- _THE RECORDS_:
------------

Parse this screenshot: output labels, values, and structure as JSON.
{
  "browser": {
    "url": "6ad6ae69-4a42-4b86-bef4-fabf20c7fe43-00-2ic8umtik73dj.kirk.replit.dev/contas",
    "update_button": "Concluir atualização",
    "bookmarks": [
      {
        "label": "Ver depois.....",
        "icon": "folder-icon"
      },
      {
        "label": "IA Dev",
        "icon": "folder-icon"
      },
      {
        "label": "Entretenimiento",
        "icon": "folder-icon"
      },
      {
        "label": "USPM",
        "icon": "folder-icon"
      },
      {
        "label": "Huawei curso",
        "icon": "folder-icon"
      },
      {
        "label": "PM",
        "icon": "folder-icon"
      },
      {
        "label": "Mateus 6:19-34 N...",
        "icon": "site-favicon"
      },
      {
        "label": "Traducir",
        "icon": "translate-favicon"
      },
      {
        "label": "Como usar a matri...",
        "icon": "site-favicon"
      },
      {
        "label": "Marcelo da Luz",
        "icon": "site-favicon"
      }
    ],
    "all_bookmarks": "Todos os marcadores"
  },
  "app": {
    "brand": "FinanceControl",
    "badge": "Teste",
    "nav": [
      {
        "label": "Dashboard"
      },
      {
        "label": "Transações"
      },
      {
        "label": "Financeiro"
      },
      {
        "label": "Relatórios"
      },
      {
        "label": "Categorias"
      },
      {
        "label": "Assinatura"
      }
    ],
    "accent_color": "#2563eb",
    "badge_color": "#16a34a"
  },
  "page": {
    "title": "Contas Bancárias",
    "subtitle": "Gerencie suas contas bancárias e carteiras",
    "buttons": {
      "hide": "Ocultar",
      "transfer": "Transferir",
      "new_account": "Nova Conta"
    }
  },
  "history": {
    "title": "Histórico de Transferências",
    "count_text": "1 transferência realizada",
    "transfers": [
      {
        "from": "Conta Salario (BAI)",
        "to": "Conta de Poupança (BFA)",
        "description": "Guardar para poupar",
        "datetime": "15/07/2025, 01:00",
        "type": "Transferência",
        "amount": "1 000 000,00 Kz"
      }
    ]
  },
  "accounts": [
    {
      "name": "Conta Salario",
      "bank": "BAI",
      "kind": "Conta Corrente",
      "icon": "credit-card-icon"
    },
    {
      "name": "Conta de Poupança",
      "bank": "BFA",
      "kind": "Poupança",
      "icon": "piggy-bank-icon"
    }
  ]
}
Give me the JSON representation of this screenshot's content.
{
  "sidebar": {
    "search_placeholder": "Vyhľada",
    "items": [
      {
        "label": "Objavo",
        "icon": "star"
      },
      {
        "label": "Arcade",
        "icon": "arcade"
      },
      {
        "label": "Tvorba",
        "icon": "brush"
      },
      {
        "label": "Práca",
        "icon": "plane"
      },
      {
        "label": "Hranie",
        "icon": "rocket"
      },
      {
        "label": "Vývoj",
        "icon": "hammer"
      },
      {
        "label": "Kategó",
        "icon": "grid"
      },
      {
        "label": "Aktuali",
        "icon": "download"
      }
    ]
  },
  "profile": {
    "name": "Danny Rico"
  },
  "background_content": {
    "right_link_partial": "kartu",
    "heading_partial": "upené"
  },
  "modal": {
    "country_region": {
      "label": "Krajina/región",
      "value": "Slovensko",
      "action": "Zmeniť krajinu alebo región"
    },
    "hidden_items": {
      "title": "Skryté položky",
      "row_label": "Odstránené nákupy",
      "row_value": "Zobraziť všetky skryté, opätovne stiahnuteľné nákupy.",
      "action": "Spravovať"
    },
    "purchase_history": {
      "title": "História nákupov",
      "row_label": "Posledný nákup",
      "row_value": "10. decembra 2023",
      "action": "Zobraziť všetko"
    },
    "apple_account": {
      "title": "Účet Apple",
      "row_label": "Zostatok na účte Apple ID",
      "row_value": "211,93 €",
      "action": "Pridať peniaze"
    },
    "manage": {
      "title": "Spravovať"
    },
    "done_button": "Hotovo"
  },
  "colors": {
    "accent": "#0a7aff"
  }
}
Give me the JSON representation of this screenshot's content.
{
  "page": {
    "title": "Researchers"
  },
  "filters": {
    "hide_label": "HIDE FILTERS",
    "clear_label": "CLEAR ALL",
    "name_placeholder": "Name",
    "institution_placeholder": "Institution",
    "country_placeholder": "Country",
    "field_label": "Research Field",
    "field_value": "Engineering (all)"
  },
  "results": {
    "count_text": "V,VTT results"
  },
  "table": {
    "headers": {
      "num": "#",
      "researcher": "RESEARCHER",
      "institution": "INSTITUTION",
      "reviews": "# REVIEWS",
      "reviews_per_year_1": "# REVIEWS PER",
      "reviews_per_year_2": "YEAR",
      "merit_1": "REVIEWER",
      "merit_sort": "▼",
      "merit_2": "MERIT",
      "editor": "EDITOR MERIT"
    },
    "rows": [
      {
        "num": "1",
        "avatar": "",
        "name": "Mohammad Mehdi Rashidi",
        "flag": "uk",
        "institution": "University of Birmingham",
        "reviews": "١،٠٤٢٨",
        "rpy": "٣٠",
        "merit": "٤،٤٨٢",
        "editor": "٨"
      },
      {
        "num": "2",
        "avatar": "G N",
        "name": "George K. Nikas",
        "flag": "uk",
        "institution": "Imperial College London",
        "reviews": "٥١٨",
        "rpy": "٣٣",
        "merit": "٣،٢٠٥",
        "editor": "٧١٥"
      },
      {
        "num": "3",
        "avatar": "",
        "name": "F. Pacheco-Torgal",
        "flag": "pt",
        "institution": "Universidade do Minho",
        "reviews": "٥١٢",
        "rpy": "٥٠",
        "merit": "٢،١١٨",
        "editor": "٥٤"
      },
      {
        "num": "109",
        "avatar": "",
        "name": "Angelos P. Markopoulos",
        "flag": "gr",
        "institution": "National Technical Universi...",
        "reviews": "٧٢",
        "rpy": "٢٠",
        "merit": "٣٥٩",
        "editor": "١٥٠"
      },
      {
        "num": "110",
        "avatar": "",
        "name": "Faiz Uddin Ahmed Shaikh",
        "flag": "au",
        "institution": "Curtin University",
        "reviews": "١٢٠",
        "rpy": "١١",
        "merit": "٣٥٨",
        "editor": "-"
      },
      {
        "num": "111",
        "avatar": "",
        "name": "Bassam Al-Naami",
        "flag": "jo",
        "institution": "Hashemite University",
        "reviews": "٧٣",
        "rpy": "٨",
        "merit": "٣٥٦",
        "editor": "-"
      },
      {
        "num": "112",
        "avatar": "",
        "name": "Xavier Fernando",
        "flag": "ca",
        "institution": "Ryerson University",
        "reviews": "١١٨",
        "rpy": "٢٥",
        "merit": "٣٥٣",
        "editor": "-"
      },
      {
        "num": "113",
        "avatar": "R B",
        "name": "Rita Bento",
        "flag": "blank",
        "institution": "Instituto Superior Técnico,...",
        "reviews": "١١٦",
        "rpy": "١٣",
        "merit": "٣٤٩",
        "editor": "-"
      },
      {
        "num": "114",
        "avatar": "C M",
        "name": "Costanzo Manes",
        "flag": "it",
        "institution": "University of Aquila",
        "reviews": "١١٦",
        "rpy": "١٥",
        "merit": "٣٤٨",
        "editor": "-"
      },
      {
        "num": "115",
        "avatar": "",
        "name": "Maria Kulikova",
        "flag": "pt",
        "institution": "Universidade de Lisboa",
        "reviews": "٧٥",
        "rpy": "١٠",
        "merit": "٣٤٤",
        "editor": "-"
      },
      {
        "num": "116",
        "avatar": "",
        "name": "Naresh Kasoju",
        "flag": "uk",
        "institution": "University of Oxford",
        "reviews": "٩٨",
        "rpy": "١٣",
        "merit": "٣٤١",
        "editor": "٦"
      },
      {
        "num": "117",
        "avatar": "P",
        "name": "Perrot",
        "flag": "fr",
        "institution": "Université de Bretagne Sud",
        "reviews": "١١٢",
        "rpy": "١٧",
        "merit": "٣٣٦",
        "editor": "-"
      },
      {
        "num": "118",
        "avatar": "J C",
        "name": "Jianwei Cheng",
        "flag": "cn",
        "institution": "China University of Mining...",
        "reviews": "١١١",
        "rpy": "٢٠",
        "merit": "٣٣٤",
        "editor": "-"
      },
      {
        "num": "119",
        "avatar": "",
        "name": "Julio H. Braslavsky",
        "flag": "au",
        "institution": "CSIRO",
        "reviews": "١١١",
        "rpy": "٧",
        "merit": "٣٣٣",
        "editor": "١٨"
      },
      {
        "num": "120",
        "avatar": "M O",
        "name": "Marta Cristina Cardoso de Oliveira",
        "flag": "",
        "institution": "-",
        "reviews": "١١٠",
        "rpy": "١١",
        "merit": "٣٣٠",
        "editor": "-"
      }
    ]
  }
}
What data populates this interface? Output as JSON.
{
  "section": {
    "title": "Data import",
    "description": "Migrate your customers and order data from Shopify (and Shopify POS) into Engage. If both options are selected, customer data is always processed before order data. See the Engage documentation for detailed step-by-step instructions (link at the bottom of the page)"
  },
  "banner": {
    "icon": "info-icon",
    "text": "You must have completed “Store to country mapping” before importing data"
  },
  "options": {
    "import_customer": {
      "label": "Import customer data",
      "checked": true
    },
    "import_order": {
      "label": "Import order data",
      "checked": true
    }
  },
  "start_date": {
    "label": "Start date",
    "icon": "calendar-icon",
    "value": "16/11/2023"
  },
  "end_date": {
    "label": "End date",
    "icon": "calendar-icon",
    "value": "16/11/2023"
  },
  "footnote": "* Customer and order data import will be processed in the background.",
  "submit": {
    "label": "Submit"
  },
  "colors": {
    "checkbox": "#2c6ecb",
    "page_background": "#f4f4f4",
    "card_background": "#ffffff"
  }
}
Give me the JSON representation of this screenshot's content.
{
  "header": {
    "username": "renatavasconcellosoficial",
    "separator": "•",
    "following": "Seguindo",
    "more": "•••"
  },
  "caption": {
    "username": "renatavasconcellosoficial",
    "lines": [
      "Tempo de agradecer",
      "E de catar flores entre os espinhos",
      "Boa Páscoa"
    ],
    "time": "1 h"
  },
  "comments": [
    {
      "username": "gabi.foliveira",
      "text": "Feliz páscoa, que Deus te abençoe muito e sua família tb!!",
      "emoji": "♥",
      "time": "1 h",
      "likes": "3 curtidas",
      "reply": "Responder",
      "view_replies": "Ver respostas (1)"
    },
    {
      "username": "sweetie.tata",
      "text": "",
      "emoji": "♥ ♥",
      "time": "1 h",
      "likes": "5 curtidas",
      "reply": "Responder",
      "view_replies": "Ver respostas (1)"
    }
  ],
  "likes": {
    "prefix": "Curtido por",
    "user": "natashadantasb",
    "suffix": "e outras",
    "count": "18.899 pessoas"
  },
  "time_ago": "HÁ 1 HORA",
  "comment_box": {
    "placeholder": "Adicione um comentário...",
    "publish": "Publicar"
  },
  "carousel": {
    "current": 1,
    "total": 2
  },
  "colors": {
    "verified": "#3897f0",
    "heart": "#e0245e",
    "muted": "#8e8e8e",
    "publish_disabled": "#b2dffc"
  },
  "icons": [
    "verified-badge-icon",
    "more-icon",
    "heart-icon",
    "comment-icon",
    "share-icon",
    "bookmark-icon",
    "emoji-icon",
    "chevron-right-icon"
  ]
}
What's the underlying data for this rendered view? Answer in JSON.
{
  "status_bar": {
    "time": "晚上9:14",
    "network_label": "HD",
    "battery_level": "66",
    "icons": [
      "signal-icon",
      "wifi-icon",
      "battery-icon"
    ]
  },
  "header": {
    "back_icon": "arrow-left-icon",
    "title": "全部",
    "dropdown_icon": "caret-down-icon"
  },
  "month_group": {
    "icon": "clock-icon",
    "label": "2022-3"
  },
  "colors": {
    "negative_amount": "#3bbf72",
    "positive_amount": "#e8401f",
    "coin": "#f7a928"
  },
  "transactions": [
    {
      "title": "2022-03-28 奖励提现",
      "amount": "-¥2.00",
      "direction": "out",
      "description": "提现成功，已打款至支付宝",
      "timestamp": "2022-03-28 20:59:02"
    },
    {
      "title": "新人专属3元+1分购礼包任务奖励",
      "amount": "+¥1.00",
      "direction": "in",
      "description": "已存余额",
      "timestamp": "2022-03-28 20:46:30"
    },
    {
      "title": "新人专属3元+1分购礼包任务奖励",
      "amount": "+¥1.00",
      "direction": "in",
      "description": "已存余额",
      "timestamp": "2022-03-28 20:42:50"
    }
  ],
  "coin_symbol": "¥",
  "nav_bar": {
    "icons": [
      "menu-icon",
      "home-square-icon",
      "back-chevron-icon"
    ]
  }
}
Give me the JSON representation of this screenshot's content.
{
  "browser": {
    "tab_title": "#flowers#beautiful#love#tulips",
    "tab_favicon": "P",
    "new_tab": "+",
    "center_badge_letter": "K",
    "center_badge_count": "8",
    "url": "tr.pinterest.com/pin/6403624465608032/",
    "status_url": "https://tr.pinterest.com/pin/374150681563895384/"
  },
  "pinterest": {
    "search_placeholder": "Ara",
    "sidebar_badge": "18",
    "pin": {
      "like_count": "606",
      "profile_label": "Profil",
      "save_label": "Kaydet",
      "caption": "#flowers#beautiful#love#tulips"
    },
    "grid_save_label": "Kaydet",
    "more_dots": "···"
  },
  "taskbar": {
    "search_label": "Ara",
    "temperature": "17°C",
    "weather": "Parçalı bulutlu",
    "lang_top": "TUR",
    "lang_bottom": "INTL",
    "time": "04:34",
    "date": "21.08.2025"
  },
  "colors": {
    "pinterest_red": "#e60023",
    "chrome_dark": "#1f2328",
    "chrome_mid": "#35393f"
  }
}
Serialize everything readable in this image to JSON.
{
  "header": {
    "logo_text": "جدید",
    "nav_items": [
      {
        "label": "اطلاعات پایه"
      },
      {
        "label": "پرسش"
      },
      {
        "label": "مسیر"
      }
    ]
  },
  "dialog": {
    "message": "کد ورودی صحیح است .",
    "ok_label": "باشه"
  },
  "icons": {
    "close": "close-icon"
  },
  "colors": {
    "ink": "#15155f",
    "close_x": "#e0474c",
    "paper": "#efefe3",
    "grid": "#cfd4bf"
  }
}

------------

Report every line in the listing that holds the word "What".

What data populates this interface? Output as JSON.
What's the underlying data for this rendered view? Answer in JSON.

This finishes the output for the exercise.